JCU Vice Chancellor to retire in December 2021
After fourteen years of exceptional service to James Cook University, Professor Sandra Harding AO has announced her intention to retire from her role as Vice Chancellor, effective December 2021.
JCU Chancellor Bill Tweddell has acknowledged the enormous contribution Professor Harding has made to JCU during one of the most tumultuous periods of change for the higher education sector in Australia.
“Under Sandra’s leadership, the University has flourished: revenue has doubled to over $550 million per year, she has overseen an ambitious and essential capital development and renewal program, and JCU has achieved significant growth in student numbers. In particular international student numbers in Cairns, Townsville, Brisbane and Singapore have more than doubled to almost 7,500.
“JCU’s teaching and research excellence has also been globally recognised, improving its rankings to be in the top 201-250 in the Times Higher Education World University Rankings.”
“JCU is the only Queensland university, and one of only three Australian universities, to receive a five-star rating for graduate employment by The Good Universities Guide for the past ten years in a row,” Mr Tweddell said.
He said Professor Harding has consolidated JCU’s position as a significant contributor to the social and economic development of northern Queensland, and maintained strong engagement with the Northern Australia agenda.

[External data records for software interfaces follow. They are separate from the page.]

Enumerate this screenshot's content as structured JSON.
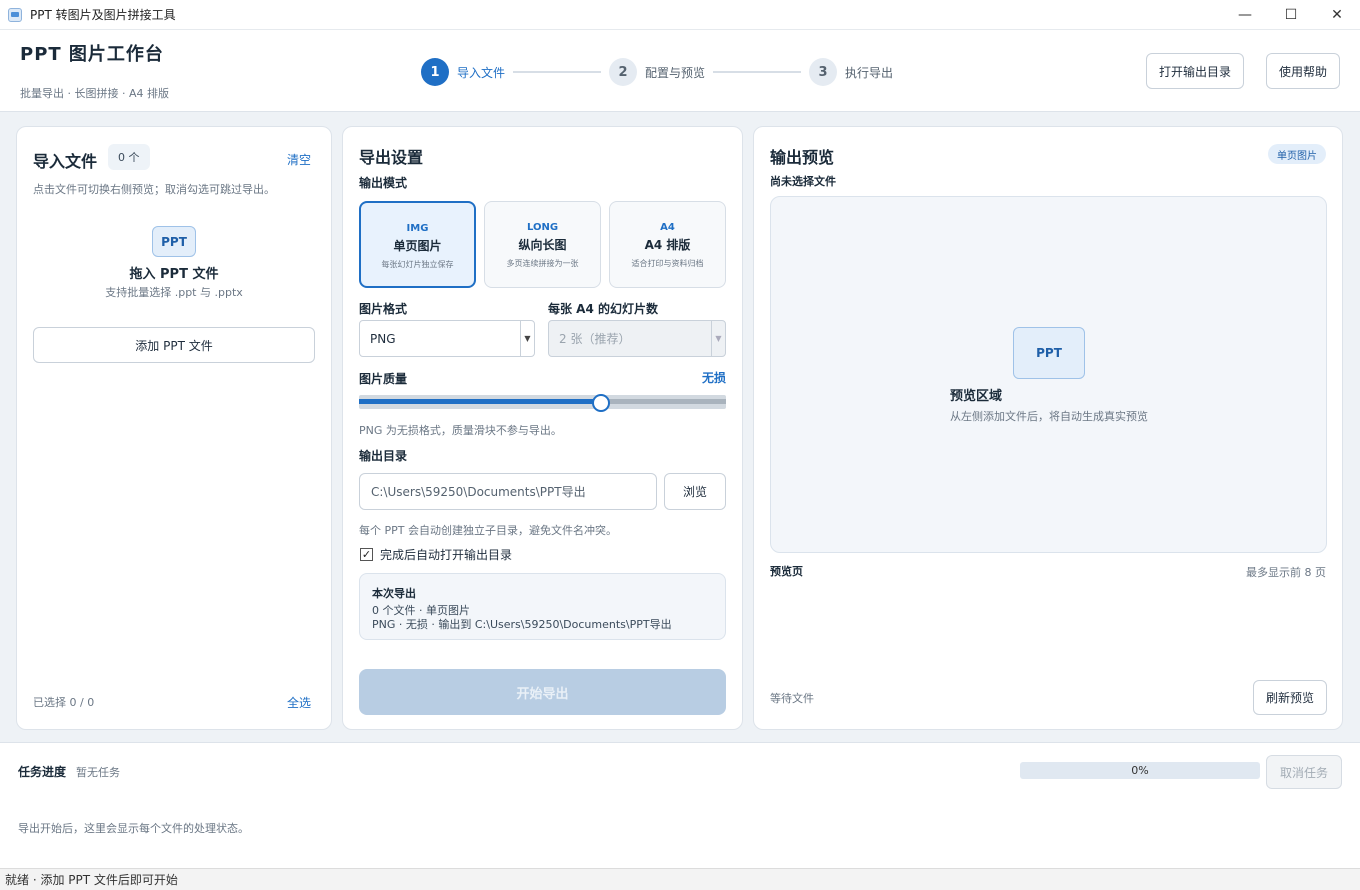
{
  "window": {
    "title": "PPT 转图片及图片拼接工具",
    "minimize": "—",
    "maximize": "☐",
    "close": "✕"
  },
  "header": {
    "title": "PPT 图片工作台",
    "subtitle": "批量导出 · 长图拼接 · A4 排版",
    "steps": [
      {
        "num": "1",
        "label": "导入文件",
        "active": true
      },
      {
        "num": "2",
        "label": "配置与预览",
        "active": false
      },
      {
        "num": "3",
        "label": "执行导出",
        "active": false
      }
    ],
    "open_output_dir": "打开输出目录",
    "help": "使用帮助"
  },
  "import_panel": {
    "title": "导入文件",
    "count_badge": "0 个",
    "clear": "清空",
    "hint": "点击文件可切换右侧预览；取消勾选可跳过导出。",
    "drop_chip": "PPT",
    "drop_title": "拖入 PPT 文件",
    "drop_sub": "支持批量选择 .ppt 与 .pptx",
    "add_button": "添加 PPT 文件",
    "selected_info": "已选择 0 / 0",
    "select_all": "全选"
  },
  "export_settings": {
    "title": "导出设置",
    "mode_label": "输出模式",
    "modes": [
      {
        "tag": "IMG",
        "name": "单页图片",
        "desc": "每张幻灯片独立保存",
        "selected": true
      },
      {
        "tag": "LONG",
        "name": "纵向长图",
        "desc": "多页连续拼接为一张",
        "selected": false
      },
      {
        "tag": "A4",
        "name": "A4 排版",
        "desc": "适合打印与资料归档",
        "selected": false
      }
    ],
    "format_label": "图片格式",
    "format_value": "PNG",
    "per_a4_label": "每张 A4 的幻灯片数",
    "per_a4_value": "2 张（推荐）",
    "quality_label": "图片质量",
    "quality_value": "无损",
    "quality_level": 0.66,
    "quality_note": "PNG 为无损格式，质量滑块不参与导出。",
    "output_dir_label": "输出目录",
    "output_dir_value": "C:\\Users\\59250\\Documents\\PPT导出",
    "browse": "浏览",
    "output_dir_note": "每个 PPT 会自动创建独立子目录，避免文件名冲突。",
    "auto_open_checked": "✓",
    "auto_open_label": "完成后自动打开输出目录",
    "summary_title": "本次导出",
    "summary_line1": "0 个文件 · 单页图片",
    "summary_line2": "PNG · 无损 · 输出到 C:\\Users\\59250\\Documents\\PPT导出",
    "start_button": "开始导出"
  },
  "preview_panel": {
    "title": "输出预览",
    "mode_pill": "单页图片",
    "file_status": "尚未选择文件",
    "chip": "PPT",
    "area_title": "预览区域",
    "area_sub": "从左侧添加文件后，将自动生成真实预览",
    "pages_label": "预览页",
    "pages_limit": "最多显示前 8 页",
    "waiting": "等待文件",
    "refresh": "刷新预览"
  },
  "task": {
    "title": "任务进度",
    "status": "暂无任务",
    "progress_text": "0%",
    "progress_value": 0,
    "cancel": "取消任务",
    "note": "导出开始后，这里会显示每个文件的处理状态。"
  },
  "statusbar": {
    "text": "就绪 · 添加 PPT 文件后即可开始"
  },
  "colors": {
    "accent": "#1f6fc5",
    "disabled_button": "#b8cde3",
    "chip_bg": "#e3eefa"
  }
}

“Sandra is keenly conscious of, and responsive to, the distinctive profile of JCU as a regional university with a high proportion of regional, remote, Indigenous and first-in-family students, and has been strongly focused on Indigenous advancement, especially through education.

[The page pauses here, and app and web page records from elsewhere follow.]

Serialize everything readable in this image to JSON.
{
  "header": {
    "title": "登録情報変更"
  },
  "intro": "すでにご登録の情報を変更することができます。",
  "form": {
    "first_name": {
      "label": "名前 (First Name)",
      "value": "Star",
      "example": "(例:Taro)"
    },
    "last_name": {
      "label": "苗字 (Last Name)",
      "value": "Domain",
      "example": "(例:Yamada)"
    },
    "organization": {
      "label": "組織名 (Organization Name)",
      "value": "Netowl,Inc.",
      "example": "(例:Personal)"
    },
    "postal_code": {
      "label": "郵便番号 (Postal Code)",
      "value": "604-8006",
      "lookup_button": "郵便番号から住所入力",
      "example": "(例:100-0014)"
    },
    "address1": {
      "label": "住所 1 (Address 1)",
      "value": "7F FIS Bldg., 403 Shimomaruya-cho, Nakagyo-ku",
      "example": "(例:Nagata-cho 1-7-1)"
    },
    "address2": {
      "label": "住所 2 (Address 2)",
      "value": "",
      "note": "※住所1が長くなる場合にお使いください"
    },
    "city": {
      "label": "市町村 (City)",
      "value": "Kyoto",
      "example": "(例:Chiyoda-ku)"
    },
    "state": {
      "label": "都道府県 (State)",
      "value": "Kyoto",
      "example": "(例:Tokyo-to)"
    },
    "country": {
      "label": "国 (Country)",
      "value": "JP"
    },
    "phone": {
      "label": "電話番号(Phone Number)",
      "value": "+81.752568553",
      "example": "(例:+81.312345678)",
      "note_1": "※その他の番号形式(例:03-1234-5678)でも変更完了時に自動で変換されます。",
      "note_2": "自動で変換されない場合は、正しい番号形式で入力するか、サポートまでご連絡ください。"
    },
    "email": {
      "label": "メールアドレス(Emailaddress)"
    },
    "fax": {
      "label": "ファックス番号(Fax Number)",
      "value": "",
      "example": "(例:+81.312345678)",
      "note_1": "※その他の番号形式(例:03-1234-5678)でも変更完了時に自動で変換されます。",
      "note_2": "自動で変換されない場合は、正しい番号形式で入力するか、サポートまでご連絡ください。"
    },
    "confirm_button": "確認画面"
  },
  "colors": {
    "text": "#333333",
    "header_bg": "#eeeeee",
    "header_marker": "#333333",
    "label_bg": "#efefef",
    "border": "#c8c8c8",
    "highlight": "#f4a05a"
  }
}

“Under her leadership, the University has prioritised the importance of the contribution of First Nations people by adopting a Reconciliation Statement and also renamed the Townsville campus library the Eddie Koiki Mabo Library and, just this month, recommitted the University to this focus by announcing Indigenous language names for each of JCU’s campuses in northern Queensland, names gifted to the University by local First Nations communities.
“A crucial achievement of her leadership, and an enduring legacy of her time as Vice Chancellor, is that Sandra has been able to enliven the University’s engagement around the importance of place, and the distinctiveness of JCU and its impact and contribution to the North and the Tropics more broadly. JCU has been globally recognised for its connection to the Tropics,” Mr Tweddell said.

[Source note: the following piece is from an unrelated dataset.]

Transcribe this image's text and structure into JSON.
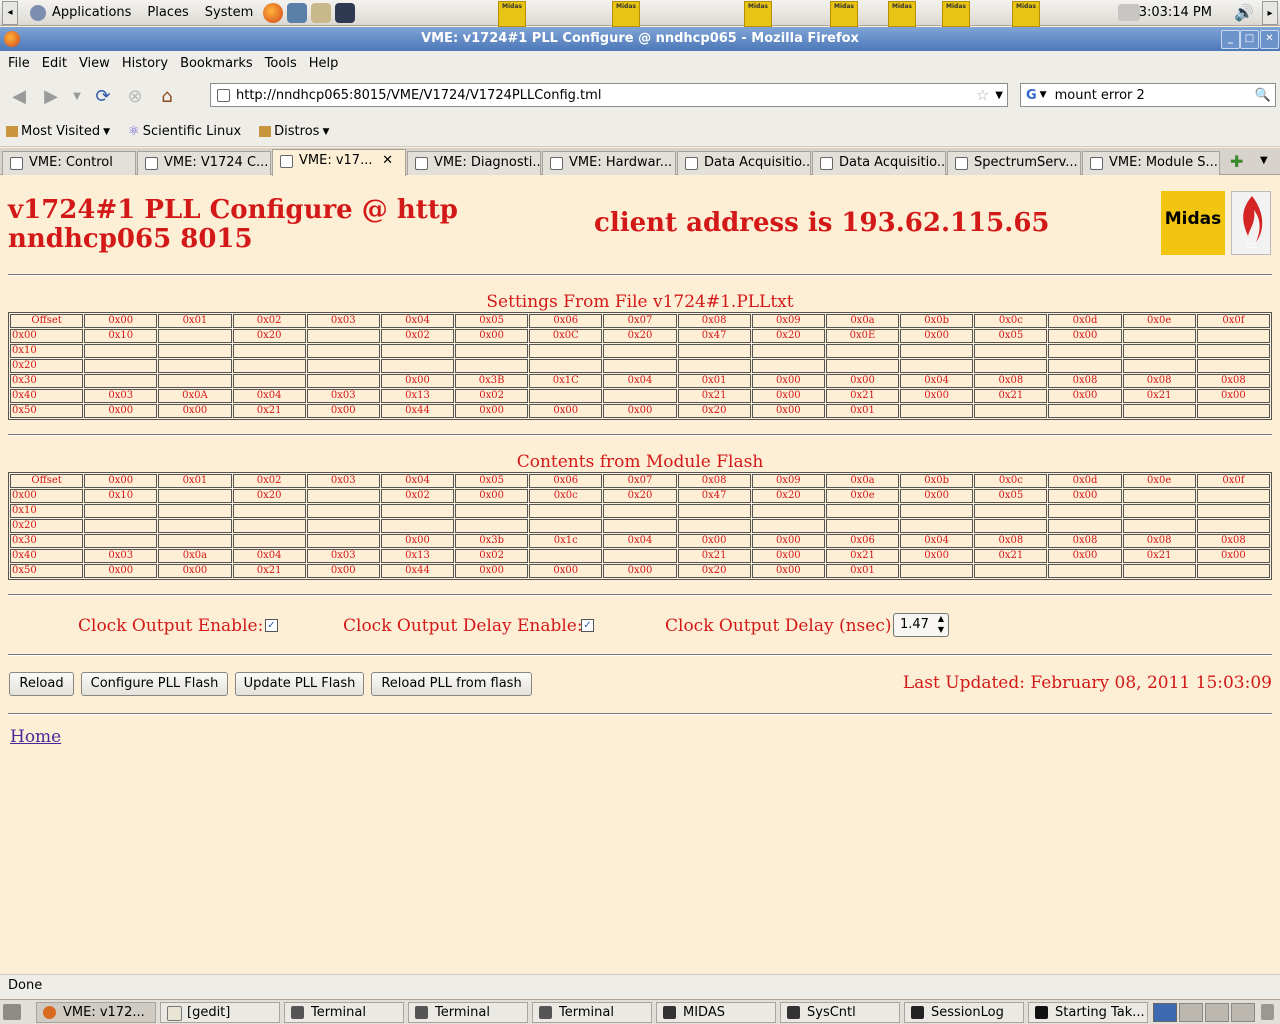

Professor Harding’s advocacy for JCU’s powerful tropical agenda and point of difference, led to the State of the Tropics project, bringing together a consortium of 11 research institutions across the Tropics. As Convenor of the project, Professor Harding shared the stage at the launch of the landmark 2014 State of the Tropics Report with Nobel Peace Prize laureate Aung San Suu Kyi.
The Australian Government, recognising the importance of the Report, led efforts to establish an International Day of the Tropics. Professor Harding played a central role, working with the Australian Government to successfully build international support for the campaign. In June 2016, the United Nations decided that an International Day of the Tropics will be celebrated every year on 29 June, on the anniversary of the launch of the inaugural State of the Tropics report.
“An important manifestation of JCU’s commitment to the Tropics beyond Australian shores has been our growing presence in Singapore. During Sandra’s time at the helm, James Cook University’s campus in Singapore has also seen an almost four-fold increase in size, with now over 3,700 students,” Mr Tweddell said.
“JCU Singapore is the first and only Australian educational institution in Singapore to achieve solely Australian-owned branch campus status. Sandra’s understanding of the Singapore Government’s public policies has contributed directly to this achievement. It was also the first such institution to be awarded Edutrust Star status, the highest level of quality assurance in Singapore.”
Professor Harding’s input into the creation of the New Colombo Plan which gives Australian students the opportunity to study in Asia, reversing the original Colombo Plan which focused on educating international students in Australia, is another example of her ability to provide high-level strategic advice and guidance to the Australian Government on the importance and impact of the international higher education and engagement with the Asia Pacific region more broadly.
During her time as Vice Chancellor she also served as Chair Universities Australia 2013-2015, the first regionally-based Vice Chancellor to be elected to that position, and as Chair of the Innovative Research Universities group over several years. She currently chairs the Queensland Vice Chancellors Committee.
“To all that she undertakes, Sandra brings not just professional skills of the very highest order but also outstanding personal attributes: exemplary ethical standards and integrity, and leadership,” Mr Tweddell said. “Her ability to reconnect staff, students and the broader community with the history and contribution the JCU has made over its 50-year history has been an important element of her leadership. Her ability to engage government and industry on the importance of northern Queensland and the Tropics has been a clear feature of her time as Vice Chancellor.”
Professor Harding’s achievements were recognised in 2019 by her appointment as an Officer in the General Division of the Order of Australia for her distinguished service to education at the national and international level, and to the community of Queensland.
Over the next 12 months, Professor Harding will continue to deliver on the ambitious program of work that is before the University in managing the impacts of COVID-19 and supporting and promoting the economic growth and development of the region.
Mr Tweddell said Professor Harding’s decision to advise him so far in advance of her planned departure was a characteristically thoughtful one, which will ensure the University has adequate time to find the next Vice Chancellor and achieve a smooth transition.